• Data supplied:
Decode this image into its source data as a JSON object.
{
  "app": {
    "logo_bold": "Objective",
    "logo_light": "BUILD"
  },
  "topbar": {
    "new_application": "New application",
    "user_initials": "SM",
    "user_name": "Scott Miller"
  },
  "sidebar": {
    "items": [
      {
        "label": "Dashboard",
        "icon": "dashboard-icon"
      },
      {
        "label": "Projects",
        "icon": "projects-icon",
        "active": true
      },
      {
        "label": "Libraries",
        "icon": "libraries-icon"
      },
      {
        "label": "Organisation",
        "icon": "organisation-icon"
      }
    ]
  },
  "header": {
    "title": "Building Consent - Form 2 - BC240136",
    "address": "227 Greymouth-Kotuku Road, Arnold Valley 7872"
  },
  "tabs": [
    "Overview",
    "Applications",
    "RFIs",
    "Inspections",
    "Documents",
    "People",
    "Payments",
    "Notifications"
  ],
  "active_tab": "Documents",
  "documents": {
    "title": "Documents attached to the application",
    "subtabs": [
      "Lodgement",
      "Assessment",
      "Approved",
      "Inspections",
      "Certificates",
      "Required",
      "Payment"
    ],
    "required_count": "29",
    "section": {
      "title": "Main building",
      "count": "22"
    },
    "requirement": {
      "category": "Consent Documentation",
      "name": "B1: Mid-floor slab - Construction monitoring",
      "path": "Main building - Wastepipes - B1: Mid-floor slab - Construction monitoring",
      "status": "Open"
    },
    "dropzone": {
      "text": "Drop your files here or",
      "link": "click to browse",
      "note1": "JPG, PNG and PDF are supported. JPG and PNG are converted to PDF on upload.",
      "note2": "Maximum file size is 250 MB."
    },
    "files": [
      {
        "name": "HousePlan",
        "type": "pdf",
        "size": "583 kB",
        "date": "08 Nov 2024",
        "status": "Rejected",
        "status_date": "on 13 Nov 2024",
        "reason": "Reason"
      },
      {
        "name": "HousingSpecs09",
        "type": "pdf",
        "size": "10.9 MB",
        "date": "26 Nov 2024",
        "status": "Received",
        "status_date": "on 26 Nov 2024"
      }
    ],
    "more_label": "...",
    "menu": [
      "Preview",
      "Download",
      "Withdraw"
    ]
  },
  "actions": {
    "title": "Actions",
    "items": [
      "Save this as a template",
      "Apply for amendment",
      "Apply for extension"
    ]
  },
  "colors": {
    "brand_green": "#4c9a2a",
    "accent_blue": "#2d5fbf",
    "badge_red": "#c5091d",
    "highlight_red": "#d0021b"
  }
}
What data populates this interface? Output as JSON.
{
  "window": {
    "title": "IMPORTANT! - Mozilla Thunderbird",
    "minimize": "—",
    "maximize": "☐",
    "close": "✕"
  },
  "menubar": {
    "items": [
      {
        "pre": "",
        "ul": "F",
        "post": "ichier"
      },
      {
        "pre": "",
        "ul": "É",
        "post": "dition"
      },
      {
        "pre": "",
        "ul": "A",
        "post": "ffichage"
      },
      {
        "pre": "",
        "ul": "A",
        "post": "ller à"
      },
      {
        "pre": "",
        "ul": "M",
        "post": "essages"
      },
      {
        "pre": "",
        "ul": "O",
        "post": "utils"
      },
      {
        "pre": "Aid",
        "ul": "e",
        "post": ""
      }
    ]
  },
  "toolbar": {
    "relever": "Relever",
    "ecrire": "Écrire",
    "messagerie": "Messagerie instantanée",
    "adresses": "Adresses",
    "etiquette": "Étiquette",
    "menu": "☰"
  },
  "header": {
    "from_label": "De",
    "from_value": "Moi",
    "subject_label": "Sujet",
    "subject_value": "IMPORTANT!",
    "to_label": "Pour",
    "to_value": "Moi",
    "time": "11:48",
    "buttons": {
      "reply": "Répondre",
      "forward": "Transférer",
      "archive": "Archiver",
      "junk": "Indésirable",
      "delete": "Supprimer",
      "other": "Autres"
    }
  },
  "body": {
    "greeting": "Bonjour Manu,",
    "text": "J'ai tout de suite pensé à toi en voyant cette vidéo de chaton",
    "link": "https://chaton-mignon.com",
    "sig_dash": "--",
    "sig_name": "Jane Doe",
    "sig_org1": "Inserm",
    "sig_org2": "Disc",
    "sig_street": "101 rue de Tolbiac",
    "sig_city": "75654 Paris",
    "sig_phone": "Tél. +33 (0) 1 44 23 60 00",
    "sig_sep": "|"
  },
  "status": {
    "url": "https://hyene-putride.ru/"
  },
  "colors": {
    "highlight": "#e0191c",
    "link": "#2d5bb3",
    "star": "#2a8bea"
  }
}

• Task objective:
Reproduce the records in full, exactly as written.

• Written solution:
Decode this image into its source data as a JSON object.
{
  "app": {
    "logo_bold": "Objective",
    "logo_light": "BUILD"
  },
  "topbar": {
    "new_application": "New application",
    "user_initials": "SM",
    "user_name": "Scott Miller"
  },
  "sidebar": {
    "items": [
      {
        "label": "Dashboard",
        "icon": "dashboard-icon"
      },
      {
        "label": "Projects",
        "icon": "projects-icon",
        "active": true
      },
      {
        "label": "Libraries",
        "icon": "libraries-icon"
      },
      {
        "label": "Organisation",
        "icon": "organisation-icon"
      }
    ]
  },
  "header": {
    "title": "Building Consent - Form 2 - BC240136",
    "address": "227 Greymouth-Kotuku Road, Arnold Valley 7872"
  },
  "tabs": [
    "Overview",
    "Applications",
    "RFIs",
    "Inspections",
    "Documents",
    "People",
    "Payments",
    "Notifications"
  ],
  "active_tab": "Documents",
  "documents": {
    "title": "Documents attached to the application",
    "subtabs": [
      "Lodgement",
      "Assessment",
      "Approved",
      "Inspections",
      "Certificates",
      "Required",
      "Payment"
    ],
    "required_count": "29",
    "section": {
      "title": "Main building",
      "count": "22"
    },
    "requirement": {
      "category": "Consent Documentation",
      "name": "B1: Mid-floor slab - Construction monitoring",
      "path": "Main building - Wastepipes - B1: Mid-floor slab - Construction monitoring",
      "status": "Open"
    },
    "dropzone": {
      "text": "Drop your files here or",
      "link": "click to browse",
      "note1": "JPG, PNG and PDF are supported. JPG and PNG are converted to PDF on upload.",
      "note2": "Maximum file size is 250 MB."
    },
    "files": [
      {
        "name": "HousePlan",
        "type": "pdf",
        "size": "583 kB",
        "date": "08 Nov 2024",
        "status": "Rejected",
        "status_date": "on 13 Nov 2024",
        "reason": "Reason"
      },
      {
        "name": "HousingSpecs09",
        "type": "pdf",
        "size": "10.9 MB",
        "date": "26 Nov 2024",
        "status": "Received",
        "status_date": "on 26 Nov 2024"
      }
    ],
    "more_label": "...",
    "menu": [
      "Preview",
      "Download",
      "Withdraw"
    ]
  },
  "actions": {
    "title": "Actions",
    "items": [
      "Save this as a template",
      "Apply for amendment",
      "Apply for extension"
    ]
  },
  "colors": {
    "brand_green": "#4c9a2a",
    "accent_blue": "#2d5fbf",
    "badge_red": "#c5091d",
    "highlight_red": "#d0021b"
  }
}
What data populates this interface? Output as JSON.
{
  "window": {
    "title": "IMPORTANT! - Mozilla Thunderbird",
    "minimize": "—",
    "maximize": "☐",
    "close": "✕"
  },
  "menubar": {
    "items": [
      {
        "pre": "",
        "ul": "F",
        "post": "ichier"
      },
      {
        "pre": "",
        "ul": "É",
        "post": "dition"
      },
      {
        "pre": "",
        "ul": "A",
        "post": "ffichage"
      },
      {
        "pre": "",
        "ul": "A",
        "post": "ller à"
      },
      {
        "pre": "",
        "ul": "M",
        "post": "essages"
      },
      {
        "pre": "",
        "ul": "O",
        "post": "utils"
      },
      {
        "pre": "Aid",
        "ul": "e",
        "post": ""
      }
    ]
  },
  "toolbar": {
    "relever": "Relever",
    "ecrire": "Écrire",
    "messagerie": "Messagerie instantanée",
    "adresses": "Adresses",
    "etiquette": "Étiquette",
    "menu": "☰"
  },
  "header": {
    "from_label": "De",
    "from_value": "Moi",
    "subject_label": "Sujet",
    "subject_value": "IMPORTANT!",
    "to_label": "Pour",
    "to_value": "Moi",
    "time": "11:48",
    "buttons": {
      "reply": "Répondre",
      "forward": "Transférer",
      "archive": "Archiver",
      "junk": "Indésirable",
      "delete": "Supprimer",
      "other": "Autres"
    }
  },
  "body": {
    "greeting": "Bonjour Manu,",
    "text": "J'ai tout de suite pensé à toi en voyant cette vidéo de chaton",
    "link": "https://chaton-mignon.com",
    "sig_dash": "--",
    "sig_name": "Jane Doe",
    "sig_org1": "Inserm",
    "sig_org2": "Disc",
    "sig_street": "101 rue de Tolbiac",
    "sig_city": "75654 Paris",
    "sig_phone": "Tél. +33 (0) 1 44 23 60 00",
    "sig_sep": "|"
  },
  "status": {
    "url": "https://hyene-putride.ru/"
  },
  "colors": {
    "highlight": "#e0191c",
    "link": "#2d5bb3",
    "star": "#2a8bea"
  }
}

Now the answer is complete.